⟨

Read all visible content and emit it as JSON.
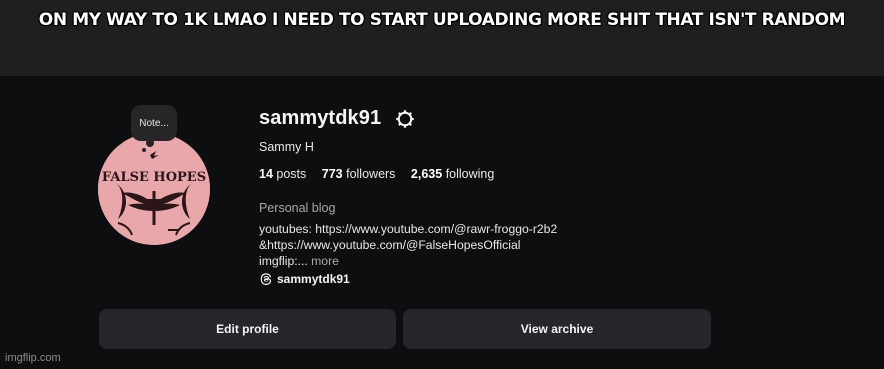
{
  "meme": {
    "caption": "ON MY WAY TO 1K LMAO I NEED TO START UPLOADING MORE SHIT THAT ISN'T RANDOM"
  },
  "profile": {
    "note": "Note...",
    "username": "sammytdk91",
    "full_name": "Sammy H",
    "stats": {
      "posts_count": "14",
      "posts_label": "posts",
      "followers_count": "773",
      "followers_label": "followers",
      "following_count": "2,635",
      "following_label": "following"
    },
    "category": "Personal blog",
    "bio": {
      "line1": "youtubes: https://www.youtube.com/@rawr-froggo-r2b2",
      "line2": "&https://www.youtube.com/@FalseHopesOfficial",
      "line3": "imgflip:...",
      "more": "more"
    },
    "threads_handle": "sammytdk91",
    "avatar_text": "FALSE HOPES",
    "buttons": {
      "edit": "Edit profile",
      "archive": "View archive"
    },
    "icons": {
      "settings": "gear-icon",
      "threads": "threads-icon"
    }
  },
  "watermark": "imgflip.com"
}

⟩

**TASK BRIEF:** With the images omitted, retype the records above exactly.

**EXERCISE RESULT:**
Read all visible content and emit it as JSON.
{
  "meme": {
    "caption": "ON MY WAY TO 1K LMAO I NEED TO START UPLOADING MORE SHIT THAT ISN'T RANDOM"
  },
  "profile": {
    "note": "Note...",
    "username": "sammytdk91",
    "full_name": "Sammy H",
    "stats": {
      "posts_count": "14",
      "posts_label": "posts",
      "followers_count": "773",
      "followers_label": "followers",
      "following_count": "2,635",
      "following_label": "following"
    },
    "category": "Personal blog",
    "bio": {
      "line1": "youtubes: https://www.youtube.com/@rawr-froggo-r2b2",
      "line2": "&https://www.youtube.com/@FalseHopesOfficial",
      "line3": "imgflip:...",
      "more": "more"
    },
    "threads_handle": "sammytdk91",
    "avatar_text": "FALSE HOPES",
    "buttons": {
      "edit": "Edit profile",
      "archive": "View archive"
    },
    "icons": {
      "settings": "gear-icon",
      "threads": "threads-icon"
    }
  },
  "watermark": "imgflip.com"
}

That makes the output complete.